Design is a process that finds the answer or answers to a problem. It is a process of experimentation and optimisation — if it was simply sitting down with a pencil and paper and sketching out the foregone conclusions everyone would be a designer and every design would be 100% right first time!

The first step in the process is to lay down some rough boundaries to form the ‘design space’. This is the area in which you believe the answer should lie but contains space for all the combinations and permutations of variables you have to consider in order to converge on a solution. If you have made a good educated guess, this space should also contain your 100% answer, but we’re not looking for that. We are only looking for a viable solution, of which there can be many.

As Albert Einstein once said, splitting the atom by bombardment is as hard to achieve as “shooting birds in the dark in place where there are only a few birds.” By creating your design space you’re at least giving yourself some light (even if only a faint glow). A good example of how this process works can be seen in Archimedes’ approximation of Pi. Archimedes used the so-called ‘Squeeze Theorem’ using an iterative process to refine a best guess (the boundary). He got to within 99.9% accuracy with 96 refinements.

With the Bloodhound car we had very few points of reference as no one had ever designed a 1000 mph+ car, but we did have the data from the Thrust SSC — the current Land Speed Record holder at 763 mph over 1 mile. Using this, the design team could take the first best guess known as Concept 1 (Main image). By applying the squeeze theorem the boundary conditions are refined, leading to a smaller design space within which the answer still lies — Concept 2.

By using this iterative refinement technique we make significant leaps towards the answer to the problem quickly, like the Pareto Principle for design. The Pareto Principle (also known as the 80–20 rule) states that approximately 80% of the effects come from just 20% of the causes.

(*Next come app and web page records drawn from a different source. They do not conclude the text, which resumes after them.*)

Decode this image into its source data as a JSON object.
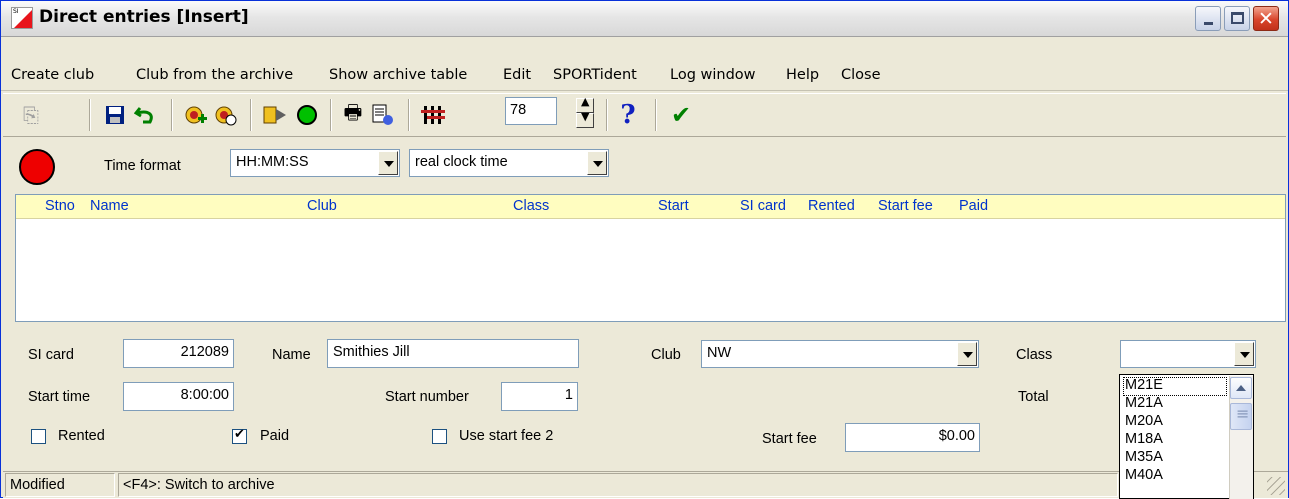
{
  "window": {
    "title": "Direct entries [Insert]",
    "icon_text": "SI"
  },
  "menu": {
    "items": [
      "Create club",
      "Club from the archive",
      "Show archive table",
      "Edit",
      "SPORTident",
      "Log window",
      "Help",
      "Close"
    ]
  },
  "toolbar": {
    "spinner_value": "78",
    "icons": [
      "disabled-icon",
      "save-icon",
      "undo-icon",
      "add-club-icon",
      "club-search-icon",
      "readout-icon",
      "green-circle-icon",
      "print-icon",
      "print-preview-icon",
      "settings-icon",
      "help-icon",
      "check-icon"
    ]
  },
  "time_row": {
    "label": "Time format",
    "format_value": "HH:MM:SS",
    "mode_value": "real clock time",
    "status_color": "#ee0000"
  },
  "list": {
    "columns": [
      "Stno",
      "Name",
      "Club",
      "Class",
      "Start",
      "SI card",
      "Rented",
      "Start fee",
      "Paid"
    ],
    "rows": []
  },
  "form": {
    "si_card_label": "SI card",
    "si_card_value": "212089",
    "name_label": "Name",
    "name_value": "Smithies Jill",
    "club_label": "Club",
    "club_value": "NW",
    "class_label": "Class",
    "class_value": "",
    "start_time_label": "Start time",
    "start_time_value": "8:00:00",
    "start_number_label": "Start number",
    "start_number_value": "1",
    "total_label": "Total",
    "rented_label": "Rented",
    "rented_checked": false,
    "paid_label": "Paid",
    "paid_checked": true,
    "use_start_fee2_label": "Use start fee 2",
    "use_start_fee2_checked": false,
    "start_fee_label": "Start fee",
    "start_fee_value": "$0.00"
  },
  "class_dropdown": {
    "options": [
      "M21E",
      "M21A",
      "M20A",
      "M18A",
      "M35A",
      "M40A"
    ],
    "highlighted": "M21E"
  },
  "status": {
    "mode": "Modified",
    "hint": "<F4>: Switch to archive"
  }
}
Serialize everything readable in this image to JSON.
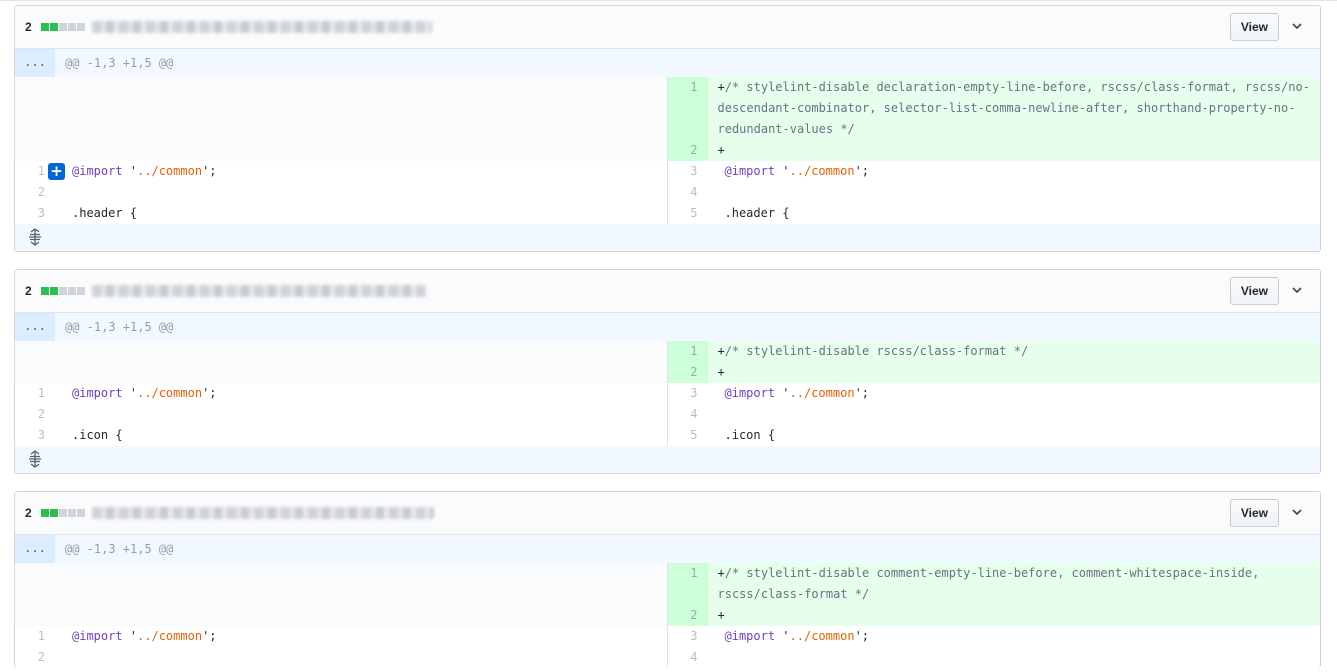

In practice this means a design team may use just 20% of its time and resources to create a concept that is 80% of the final answer, but could then spend 80% of its time getting to the final answer.

And all of this can be achieved through the application of common sense, engineering know-how and hard work. If we look at how design has progressed in Bloodhound’s closest neighbour, aviation, we can see that from the Wright brother’s first flight to the 1949 de Havilland Comet enormous engineering and technical feats were achieved without the use of computers. No CAD, CFD or FEA. The DH Comet however looks, for all intents and purposes, like a modern jet liner. Indeed the Comet was in use right up until 1997!

The fact of the matter is that by using the rules of convergence, iterative refinement and continuing to optimise more objectives with more constraints to refine the configuration, the designers of the Comet found the configuration of the jet liner to such a degree that the following decades of computing power have merely refined the initial concept towards the 100% mark. The first 50 years of aviation defined the shape of the modern airliner; the last 50 years have merely refined it (albeit against an ever increasing set of function objectives).

By recognising that 99% is good enough for a design to fly (or very much not fly in the case of Bloodhound SSC!) we can get to a solution more quickly and efficiently than trying to create perfection. Like Salvador Dali remarked: “Have no fear of perfection — you’ll never reach it.”